Nights of Ca Trù: Efforts to Revive Music Heritage Continue in Hanoi
On the evening of August 11, 2019, the very first performance of the Night of Ả Đào Khâm Thiên series was held in Cao Sơn Tea Room in Khâm Thiên Street, Hanoi. Performers included Nguyễn Kim Ngọc (female singer), Vũ Thùy Linh (female singer), Phạm Đình Hoàng (male instrumentalist, playing the long-necked three-stringed đàn đáy lute), and Phạm Minh Vẽ (male instrumentalist, playing the trống chầu “praise” drum). All four are in their thirties and are members of a ca trù group named Phú Thị.
Phú Thị was established in 2014 as one among various attempts to revive ca trù (which is also called ả đào, or “song of the songstresses”), an ancient sung poetry and music genre of Vietnam, after it was inscribed on the UNESCO List of Intangible Cultural Heritage in Need of Urgent Safeguarding in 2009. Nguyễn Kim Ngọc, active member of the Phú Thị group, is the daughter of a renowned Hanoi-based folk musician.

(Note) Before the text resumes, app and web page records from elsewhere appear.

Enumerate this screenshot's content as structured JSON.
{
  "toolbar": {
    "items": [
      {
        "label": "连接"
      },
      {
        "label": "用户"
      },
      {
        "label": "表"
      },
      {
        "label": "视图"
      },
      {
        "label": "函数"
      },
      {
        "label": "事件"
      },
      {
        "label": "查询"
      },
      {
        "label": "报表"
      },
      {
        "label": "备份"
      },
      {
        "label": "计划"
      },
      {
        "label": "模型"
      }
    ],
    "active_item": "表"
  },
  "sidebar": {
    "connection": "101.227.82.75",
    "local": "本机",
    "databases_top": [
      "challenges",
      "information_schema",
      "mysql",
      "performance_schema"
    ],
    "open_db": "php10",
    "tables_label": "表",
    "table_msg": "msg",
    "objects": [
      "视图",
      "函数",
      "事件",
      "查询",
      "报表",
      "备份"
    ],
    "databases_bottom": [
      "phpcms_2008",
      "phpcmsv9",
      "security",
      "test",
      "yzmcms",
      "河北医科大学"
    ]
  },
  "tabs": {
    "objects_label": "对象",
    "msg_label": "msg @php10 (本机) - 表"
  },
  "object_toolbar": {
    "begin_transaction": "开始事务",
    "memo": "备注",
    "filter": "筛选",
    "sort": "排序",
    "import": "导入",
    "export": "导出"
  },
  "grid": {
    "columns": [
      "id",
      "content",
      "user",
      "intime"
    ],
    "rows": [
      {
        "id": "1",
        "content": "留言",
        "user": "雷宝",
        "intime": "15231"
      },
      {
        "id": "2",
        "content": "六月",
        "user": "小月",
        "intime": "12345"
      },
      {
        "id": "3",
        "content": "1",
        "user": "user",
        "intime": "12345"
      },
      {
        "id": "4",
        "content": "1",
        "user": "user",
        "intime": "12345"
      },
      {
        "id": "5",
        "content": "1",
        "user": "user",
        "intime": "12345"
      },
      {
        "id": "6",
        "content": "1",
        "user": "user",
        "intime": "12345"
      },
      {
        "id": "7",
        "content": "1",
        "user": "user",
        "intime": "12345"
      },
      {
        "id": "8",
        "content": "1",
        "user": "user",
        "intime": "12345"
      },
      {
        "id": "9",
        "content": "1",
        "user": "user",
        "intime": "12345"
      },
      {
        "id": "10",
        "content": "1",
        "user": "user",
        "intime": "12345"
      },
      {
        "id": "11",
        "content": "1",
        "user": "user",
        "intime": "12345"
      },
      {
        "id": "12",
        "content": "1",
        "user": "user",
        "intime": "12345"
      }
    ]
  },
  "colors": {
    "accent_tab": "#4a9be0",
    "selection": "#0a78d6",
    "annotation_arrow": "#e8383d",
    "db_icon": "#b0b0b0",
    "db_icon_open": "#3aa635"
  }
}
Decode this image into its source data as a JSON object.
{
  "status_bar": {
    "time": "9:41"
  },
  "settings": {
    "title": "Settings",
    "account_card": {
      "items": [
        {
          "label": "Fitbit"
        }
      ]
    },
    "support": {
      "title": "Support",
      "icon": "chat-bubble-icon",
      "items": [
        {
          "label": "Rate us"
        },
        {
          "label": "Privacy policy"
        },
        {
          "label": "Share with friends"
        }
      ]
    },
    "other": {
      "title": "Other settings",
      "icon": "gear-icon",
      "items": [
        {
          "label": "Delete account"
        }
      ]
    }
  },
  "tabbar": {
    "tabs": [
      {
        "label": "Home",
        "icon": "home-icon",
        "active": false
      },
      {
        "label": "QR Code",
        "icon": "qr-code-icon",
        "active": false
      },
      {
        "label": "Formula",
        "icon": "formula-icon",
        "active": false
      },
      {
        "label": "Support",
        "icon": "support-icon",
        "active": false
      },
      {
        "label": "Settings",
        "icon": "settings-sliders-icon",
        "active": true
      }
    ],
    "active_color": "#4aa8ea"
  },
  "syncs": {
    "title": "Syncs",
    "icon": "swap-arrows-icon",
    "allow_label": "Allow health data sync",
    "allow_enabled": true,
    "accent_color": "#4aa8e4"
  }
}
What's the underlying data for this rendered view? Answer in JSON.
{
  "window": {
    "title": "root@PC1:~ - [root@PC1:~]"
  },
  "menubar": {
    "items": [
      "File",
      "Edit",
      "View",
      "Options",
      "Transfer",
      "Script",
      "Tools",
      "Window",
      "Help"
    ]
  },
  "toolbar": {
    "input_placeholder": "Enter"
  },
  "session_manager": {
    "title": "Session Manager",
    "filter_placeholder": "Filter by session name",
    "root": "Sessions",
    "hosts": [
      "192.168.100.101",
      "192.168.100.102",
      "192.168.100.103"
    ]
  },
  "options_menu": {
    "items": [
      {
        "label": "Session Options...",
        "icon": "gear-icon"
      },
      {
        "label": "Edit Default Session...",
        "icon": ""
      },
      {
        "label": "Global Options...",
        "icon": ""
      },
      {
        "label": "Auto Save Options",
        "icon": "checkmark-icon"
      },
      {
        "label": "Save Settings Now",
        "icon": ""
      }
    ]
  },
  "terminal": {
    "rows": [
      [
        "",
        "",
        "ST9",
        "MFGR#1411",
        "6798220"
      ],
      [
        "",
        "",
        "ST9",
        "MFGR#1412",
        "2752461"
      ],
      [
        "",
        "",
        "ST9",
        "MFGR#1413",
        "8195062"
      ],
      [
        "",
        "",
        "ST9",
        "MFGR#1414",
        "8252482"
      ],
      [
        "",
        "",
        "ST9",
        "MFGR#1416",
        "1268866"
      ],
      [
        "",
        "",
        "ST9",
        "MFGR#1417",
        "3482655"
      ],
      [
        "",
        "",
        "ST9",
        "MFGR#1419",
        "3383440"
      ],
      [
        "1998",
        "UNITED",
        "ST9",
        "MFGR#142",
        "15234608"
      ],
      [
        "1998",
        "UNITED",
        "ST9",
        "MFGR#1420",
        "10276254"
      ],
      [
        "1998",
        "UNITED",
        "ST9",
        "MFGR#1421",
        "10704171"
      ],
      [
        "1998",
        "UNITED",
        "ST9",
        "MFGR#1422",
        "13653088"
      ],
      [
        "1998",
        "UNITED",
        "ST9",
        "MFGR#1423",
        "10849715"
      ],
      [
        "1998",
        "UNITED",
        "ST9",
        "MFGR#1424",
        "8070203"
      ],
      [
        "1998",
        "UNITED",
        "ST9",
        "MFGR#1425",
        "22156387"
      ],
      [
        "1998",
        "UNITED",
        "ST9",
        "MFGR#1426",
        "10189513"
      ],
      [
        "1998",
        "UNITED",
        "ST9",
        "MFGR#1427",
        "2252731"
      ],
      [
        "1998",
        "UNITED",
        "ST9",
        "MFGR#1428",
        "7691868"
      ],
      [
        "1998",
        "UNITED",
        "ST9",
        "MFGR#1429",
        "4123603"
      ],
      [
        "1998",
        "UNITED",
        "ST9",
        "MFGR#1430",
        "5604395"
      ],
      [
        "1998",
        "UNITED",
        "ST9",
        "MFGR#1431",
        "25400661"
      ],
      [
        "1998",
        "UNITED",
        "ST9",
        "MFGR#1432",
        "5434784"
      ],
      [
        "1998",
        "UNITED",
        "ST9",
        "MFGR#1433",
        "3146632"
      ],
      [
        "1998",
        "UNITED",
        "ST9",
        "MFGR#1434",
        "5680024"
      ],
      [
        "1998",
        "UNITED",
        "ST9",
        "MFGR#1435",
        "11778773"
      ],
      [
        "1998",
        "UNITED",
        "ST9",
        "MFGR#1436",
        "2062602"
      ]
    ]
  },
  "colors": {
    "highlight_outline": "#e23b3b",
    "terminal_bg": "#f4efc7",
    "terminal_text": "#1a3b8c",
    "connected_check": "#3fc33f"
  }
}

She herself was a student of the Vietnam National Academy of Music (VNAM), majoring in đàn nguyệt (four-stringed moon-shaped lute), from 2003 to 2010. Vietnamese folk music has always been indispensable to Ngọc’s personal life and her career orientation. Yet, she never thought she would become a ca trù singer until her teacher at VNAM, Phạm Thị Huệ, the first female đàn đáy lutenist in Vietnam, invited her to join the Thăng Long ca trù club founded by Huệ in 2008.
In addition to Ngọc’s participation, Vũ Thùy Linh, another student from VNAM, also started to learn ca trù with the support of Thăng Long. The time Ngọc and Linh spent with Thăng Long was short, and they were only introduced to basic ca trù singing techniques; yet it was so intriguing that it led both of them to a deeper commitment to ca trù. Ngọc and Linh sought to meet and learn ca trù from Master Nguyễn Thị Chúc, who was in her late seventies at that time. Master Chúc used the traditional way of teaching—oral transmission—to hand down her mastery of singing techniques, ca trù repertoire, and song texts to Ngọc and Linh. The young girls gradually learned difficult breathing and vibrato techniques as well as the ability to harmoniously sing and tap out a rhythm on a small bar made of bamboo at the same time. They kept learning ca trù with Master Chúc until 2014 when she passed away. To keep Master Chúc’s artistic legacy alive, Ngọc, Linh, and an instrumentalist, Phạm Đình Hoàng, who learned đàn đáy lute directly from Master Nguyễn Phú Đẹ, decided to found the Phú Thị ca trù group. The Phú Thị name was taken after the middle names of the two Masters — Nguyễn Phú Đẹ and Nguyễn Thị Chúc.
While Phú Thị has performed at many cultural events, and they were even honored with several awards at national festivals of ca trù, Night of Ả Đào Khâm Thiên marked the first time they performed in Khâm Thiên Street, a location that has long been part of the history of ca trù. During the first half of the twentieth century, Khâm Thiên was home to countless singing bars (ca quán) where urban elites and intellectuals came to seek enjoyment from ca trù singing sessions. The proliferation of singing bars in Khâm Thiên and other streets in Hanoi during that time marked another development path of ca trù as a form of entertainment performed by professional artists beside other preexisting forms such as hát cửa đình (worship singing in village communal house), hát thi (singing contests), and hát cửa quyền (singing in royal palaces).
The performance venue is somewhat spiritually significant to the members of Phú Thị. “I can feel the continuity with the past while singing beautiful ca trù songs in this teahouse on Khâm Thiên street,” says Nguyễn Kim Ngọc. Moreover, with performance sessions to be held every second and fourth Sunday of each month, Ngọc and Phú Thị consider it an opportunity to meet with the audience more often than they have done before.
At the first two sessions of Night of Ả Đào Khâm Thiên in August (11 and 25), the 55-seat auditorium in Cao Sơn Tea Room was filled to its capacity. Nguyễn Kim Ngọc says: “Even though there are still many challenges to the safeguarding and revival of ca trù, because it had fallen into oblivion for so long, seeing more and more people coming to ca trù performances today makes us happy. We hope people will understand and appreciate ca trù not as something from the past but something that they can enjoy presently.”
The third and fourth sessions of Night of Ả Đào Khâm Thiên were held in September 8 and 22, respectively.